vExpert Spotlight: Chris Dearden

Twitter Handle: @chrisdearden

Blog URL: http://jfvi.co.uk , http://vsoup.net

Current Employer: Veeam of course!

How did you get into IT?

I graduated from University with a Degree in Materials Engineering in 1999 – and almost went straight into Corporate IT however ,after 4 years at University I felt I should at least give my chosen vocation a try – 12 months later I realised I’ should have stuck with my first choice & went back into IT. Started at the bottom with nightshift helpdesk. 

How did you get into working with VMware and becoming a 2011 vExpert?

Pretty much by accident – my work colleagues knew I dabbled with Linux and wasn’t afraid of new tech – so when an ESX host started having problems I got tasked with fixing it. I fell in love with the technology and have moved onward ever since. I’ve always ended up being involved in the online community is many walks of life , both work and pleasure ( of course working with VMware it’s both 😉 ) Encouragement from peers got me into blogging and drunken conversations at VMworld got me into podcasting ! 

What would you tell someone who wanted to get a job like yours to do?

Don’t be afraid to get stuck into new things – accept that you will never know 100% of something and learn to apply old knowledge to new situations.

vExpert Spotlight: Shane Williford

Twitter Handle: @coolsport00

Blog URL: No blog per sè http://www.experts-exchange.com/M_4444420.html

Current Employer: Mazuma Credit Union

How did you get into IT?

I got into IT because I was intrigued at how PCs worked when I first saw them being placed in our office back in the early 1990s when I was in the Air Force. I wanted to know how “windows” was created, so that question was “driver” in my pursuit of computer technology ultimately. I completed my Business degree in Mgmt. Information Systems and then 5yrs later pursued MCSA/MCSE certifications to land a Systems Administrator role.

How did you get into working with VMware and becoming a 2011 vExpert?

I started working with VMware at my current organization. It was decided that we had outgrown our virtualization solution at the time, and that it was time to expand into new & deeper horizons. Needless to say, after my VMware POC (proof of concept), I was hooked. In my current position (Sr. Systems Administrator), & due to the size of our organization, I wear many hats, but virtualization, and specifically VMware, has become my ‘niche’.

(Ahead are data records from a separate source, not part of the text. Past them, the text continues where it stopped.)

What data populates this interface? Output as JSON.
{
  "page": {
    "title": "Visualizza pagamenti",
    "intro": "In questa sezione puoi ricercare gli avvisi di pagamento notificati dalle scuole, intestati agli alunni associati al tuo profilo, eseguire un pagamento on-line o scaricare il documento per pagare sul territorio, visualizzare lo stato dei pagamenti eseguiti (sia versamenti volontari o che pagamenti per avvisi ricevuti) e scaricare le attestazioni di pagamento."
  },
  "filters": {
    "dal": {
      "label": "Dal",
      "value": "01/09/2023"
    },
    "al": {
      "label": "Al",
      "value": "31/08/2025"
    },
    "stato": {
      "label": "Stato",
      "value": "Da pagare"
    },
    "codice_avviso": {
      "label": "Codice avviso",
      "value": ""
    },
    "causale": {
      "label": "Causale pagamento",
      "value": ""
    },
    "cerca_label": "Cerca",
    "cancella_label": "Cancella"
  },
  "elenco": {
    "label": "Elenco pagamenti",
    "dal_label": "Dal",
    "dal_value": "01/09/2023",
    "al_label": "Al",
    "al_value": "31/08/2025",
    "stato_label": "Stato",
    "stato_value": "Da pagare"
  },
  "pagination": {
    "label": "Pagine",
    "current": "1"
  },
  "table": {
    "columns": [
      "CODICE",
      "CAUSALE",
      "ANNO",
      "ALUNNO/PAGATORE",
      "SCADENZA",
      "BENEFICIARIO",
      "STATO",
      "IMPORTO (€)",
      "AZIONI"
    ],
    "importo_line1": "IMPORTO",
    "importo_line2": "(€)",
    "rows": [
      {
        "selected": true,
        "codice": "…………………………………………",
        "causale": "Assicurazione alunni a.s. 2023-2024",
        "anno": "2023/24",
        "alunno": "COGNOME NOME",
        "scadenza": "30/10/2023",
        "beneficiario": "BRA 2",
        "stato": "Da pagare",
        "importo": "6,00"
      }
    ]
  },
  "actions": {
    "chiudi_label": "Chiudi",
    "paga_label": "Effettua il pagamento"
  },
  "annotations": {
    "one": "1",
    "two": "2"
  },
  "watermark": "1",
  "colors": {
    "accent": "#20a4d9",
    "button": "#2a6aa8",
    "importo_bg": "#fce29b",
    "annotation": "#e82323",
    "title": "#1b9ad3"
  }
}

I was awarded VMware’s vExpert 2011 award due to my involvement in the VMware Zone on Experts-Exchange.com and (assumedly) my involvement on Twitter. Over the past year, I’ve spent countless hours assisting, supporting, and spreading the ‘good news’ of VMware, and its partners, to the folks who post questions on EE. If the questions that get answered are “accepted” by posters, points are awarded. I was fortunate enough to finish with the most points for the year and thus was awarded the VMware Zone Expert of the Year Award for 2010 by Experts Exchange. 

What would you tell someone who wanted to get a job like yours to do?

Lay the foundation by attending college & pursue a degree in Technology. Afterwards, get some career, hands-on experience. Be “ok” with starting towards the bottom. Do the job at the moment, and do it well, but don’t ‘settle’ for staying there. Look to the technology that interests you and pursue it. Take certification courses, as well as some personal time to learn it. Read all Guides associated with it. Find an avenue to share the knowledge (blog, experts-exchange, or the like…) that is conducive to you. Rewards & accolades will follow if you stay true to yourself.